Each record must be retyped word for word.

── Data for analysis

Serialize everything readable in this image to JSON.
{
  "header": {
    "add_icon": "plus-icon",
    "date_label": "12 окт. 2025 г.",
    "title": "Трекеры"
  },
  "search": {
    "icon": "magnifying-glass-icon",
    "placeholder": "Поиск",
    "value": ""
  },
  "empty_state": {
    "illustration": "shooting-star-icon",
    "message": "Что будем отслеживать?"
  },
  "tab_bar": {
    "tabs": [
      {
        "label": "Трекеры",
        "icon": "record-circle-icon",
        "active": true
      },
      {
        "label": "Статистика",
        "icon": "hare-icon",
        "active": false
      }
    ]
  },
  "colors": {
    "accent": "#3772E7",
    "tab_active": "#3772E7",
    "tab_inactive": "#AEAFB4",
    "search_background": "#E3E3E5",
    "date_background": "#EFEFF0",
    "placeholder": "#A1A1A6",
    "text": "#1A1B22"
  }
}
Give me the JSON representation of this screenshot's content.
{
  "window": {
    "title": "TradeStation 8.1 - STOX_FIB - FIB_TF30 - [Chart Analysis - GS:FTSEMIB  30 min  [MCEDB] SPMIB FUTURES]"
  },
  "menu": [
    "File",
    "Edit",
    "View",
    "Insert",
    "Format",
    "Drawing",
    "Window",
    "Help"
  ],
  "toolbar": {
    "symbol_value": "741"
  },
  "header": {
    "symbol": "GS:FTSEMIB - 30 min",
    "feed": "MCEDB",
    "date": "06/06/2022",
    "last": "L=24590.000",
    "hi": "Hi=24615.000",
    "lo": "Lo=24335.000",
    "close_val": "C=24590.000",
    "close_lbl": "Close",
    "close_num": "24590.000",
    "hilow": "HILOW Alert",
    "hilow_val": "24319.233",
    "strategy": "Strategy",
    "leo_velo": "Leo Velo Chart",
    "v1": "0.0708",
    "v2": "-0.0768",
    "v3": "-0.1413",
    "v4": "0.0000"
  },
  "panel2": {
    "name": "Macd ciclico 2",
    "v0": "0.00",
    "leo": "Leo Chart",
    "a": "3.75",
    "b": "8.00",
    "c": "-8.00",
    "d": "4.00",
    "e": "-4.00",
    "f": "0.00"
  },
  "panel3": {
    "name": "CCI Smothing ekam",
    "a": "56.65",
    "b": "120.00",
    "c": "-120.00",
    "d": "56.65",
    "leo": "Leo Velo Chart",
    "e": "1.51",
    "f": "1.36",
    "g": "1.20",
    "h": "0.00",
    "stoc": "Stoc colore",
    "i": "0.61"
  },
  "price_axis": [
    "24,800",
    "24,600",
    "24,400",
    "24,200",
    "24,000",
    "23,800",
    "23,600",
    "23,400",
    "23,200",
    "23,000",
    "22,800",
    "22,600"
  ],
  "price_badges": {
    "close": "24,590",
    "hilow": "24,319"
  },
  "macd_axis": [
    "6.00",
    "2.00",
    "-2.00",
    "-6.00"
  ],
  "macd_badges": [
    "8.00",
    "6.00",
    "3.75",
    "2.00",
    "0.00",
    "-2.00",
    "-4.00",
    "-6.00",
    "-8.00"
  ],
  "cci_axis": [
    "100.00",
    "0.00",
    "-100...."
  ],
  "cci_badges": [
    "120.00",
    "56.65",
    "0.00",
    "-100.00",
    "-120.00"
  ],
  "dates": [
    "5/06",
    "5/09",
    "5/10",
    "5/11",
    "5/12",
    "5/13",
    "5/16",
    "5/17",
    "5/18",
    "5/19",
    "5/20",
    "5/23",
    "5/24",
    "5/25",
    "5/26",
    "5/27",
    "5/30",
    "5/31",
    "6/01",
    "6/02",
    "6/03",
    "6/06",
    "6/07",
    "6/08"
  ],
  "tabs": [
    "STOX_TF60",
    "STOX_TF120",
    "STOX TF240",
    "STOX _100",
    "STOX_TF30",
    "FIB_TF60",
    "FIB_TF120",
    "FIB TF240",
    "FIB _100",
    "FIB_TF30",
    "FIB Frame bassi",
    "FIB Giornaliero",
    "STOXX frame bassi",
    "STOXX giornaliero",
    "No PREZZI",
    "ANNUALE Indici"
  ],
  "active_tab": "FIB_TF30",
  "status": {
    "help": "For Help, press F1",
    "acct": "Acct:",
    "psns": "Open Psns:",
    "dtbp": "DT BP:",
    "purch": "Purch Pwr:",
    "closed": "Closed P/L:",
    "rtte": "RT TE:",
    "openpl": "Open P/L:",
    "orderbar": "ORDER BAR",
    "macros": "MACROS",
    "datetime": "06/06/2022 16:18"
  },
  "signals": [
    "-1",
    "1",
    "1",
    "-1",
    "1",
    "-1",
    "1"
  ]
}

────

**Answer area:**
Serialize everything readable in this image to JSON.
{
  "header": {
    "add_icon": "plus-icon",
    "date_label": "12 окт. 2025 г.",
    "title": "Трекеры"
  },
  "search": {
    "icon": "magnifying-glass-icon",
    "placeholder": "Поиск",
    "value": ""
  },
  "empty_state": {
    "illustration": "shooting-star-icon",
    "message": "Что будем отслеживать?"
  },
  "tab_bar": {
    "tabs": [
      {
        "label": "Трекеры",
        "icon": "record-circle-icon",
        "active": true
      },
      {
        "label": "Статистика",
        "icon": "hare-icon",
        "active": false
      }
    ]
  },
  "colors": {
    "accent": "#3772E7",
    "tab_active": "#3772E7",
    "tab_inactive": "#AEAFB4",
    "search_background": "#E3E3E5",
    "date_background": "#EFEFF0",
    "placeholder": "#A1A1A6",
    "text": "#1A1B22"
  }
}
Give me the JSON representation of this screenshot's content.
{
  "window": {
    "title": "TradeStation 8.1 - STOX_FIB - FIB_TF30 - [Chart Analysis - GS:FTSEMIB  30 min  [MCEDB] SPMIB FUTURES]"
  },
  "menu": [
    "File",
    "Edit",
    "View",
    "Insert",
    "Format",
    "Drawing",
    "Window",
    "Help"
  ],
  "toolbar": {
    "symbol_value": "741"
  },
  "header": {
    "symbol": "GS:FTSEMIB - 30 min",
    "feed": "MCEDB",
    "date": "06/06/2022",
    "last": "L=24590.000",
    "hi": "Hi=24615.000",
    "lo": "Lo=24335.000",
    "close_val": "C=24590.000",
    "close_lbl": "Close",
    "close_num": "24590.000",
    "hilow": "HILOW Alert",
    "hilow_val": "24319.233",
    "strategy": "Strategy",
    "leo_velo": "Leo Velo Chart",
    "v1": "0.0708",
    "v2": "-0.0768",
    "v3": "-0.1413",
    "v4": "0.0000"
  },
  "panel2": {
    "name": "Macd ciclico 2",
    "v0": "0.00",
    "leo": "Leo Chart",
    "a": "3.75",
    "b": "8.00",
    "c": "-8.00",
    "d": "4.00",
    "e": "-4.00",
    "f": "0.00"
  },
  "panel3": {
    "name": "CCI Smothing ekam",
    "a": "56.65",
    "b": "120.00",
    "c": "-120.00",
    "d": "56.65",
    "leo": "Leo Velo Chart",
    "e": "1.51",
    "f": "1.36",
    "g": "1.20",
    "h": "0.00",
    "stoc": "Stoc colore",
    "i": "0.61"
  },
  "price_axis": [
    "24,800",
    "24,600",
    "24,400",
    "24,200",
    "24,000",
    "23,800",
    "23,600",
    "23,400",
    "23,200",
    "23,000",
    "22,800",
    "22,600"
  ],
  "price_badges": {
    "close": "24,590",
    "hilow": "24,319"
  },
  "macd_axis": [
    "6.00",
    "2.00",
    "-2.00",
    "-6.00"
  ],
  "macd_badges": [
    "8.00",
    "6.00",
    "3.75",
    "2.00",
    "0.00",
    "-2.00",
    "-4.00",
    "-6.00",
    "-8.00"
  ],
  "cci_axis": [
    "100.00",
    "0.00",
    "-100...."
  ],
  "cci_badges": [
    "120.00",
    "56.65",
    "0.00",
    "-100.00",
    "-120.00"
  ],
  "dates": [
    "5/06",
    "5/09",
    "5/10",
    "5/11",
    "5/12",
    "5/13",
    "5/16",
    "5/17",
    "5/18",
    "5/19",
    "5/20",
    "5/23",
    "5/24",
    "5/25",
    "5/26",
    "5/27",
    "5/30",
    "5/31",
    "6/01",
    "6/02",
    "6/03",
    "6/06",
    "6/07",
    "6/08"
  ],
  "tabs": [
    "STOX_TF60",
    "STOX_TF120",
    "STOX TF240",
    "STOX _100",
    "STOX_TF30",
    "FIB_TF60",
    "FIB_TF120",
    "FIB TF240",
    "FIB _100",
    "FIB_TF30",
    "FIB Frame bassi",
    "FIB Giornaliero",
    "STOXX frame bassi",
    "STOXX giornaliero",
    "No PREZZI",
    "ANNUALE Indici"
  ],
  "active_tab": "FIB_TF30",
  "status": {
    "help": "For Help, press F1",
    "acct": "Acct:",
    "psns": "Open Psns:",
    "dtbp": "DT BP:",
    "purch": "Purch Pwr:",
    "closed": "Closed P/L:",
    "rtte": "RT TE:",
    "openpl": "Open P/L:",
    "orderbar": "ORDER BAR",
    "macros": "MACROS",
    "datetime": "06/06/2022 16:18"
  },
  "signals": [
    "-1",
    "1",
    "1",
    "-1",
    "1",
    "-1",
    "1"
  ]
}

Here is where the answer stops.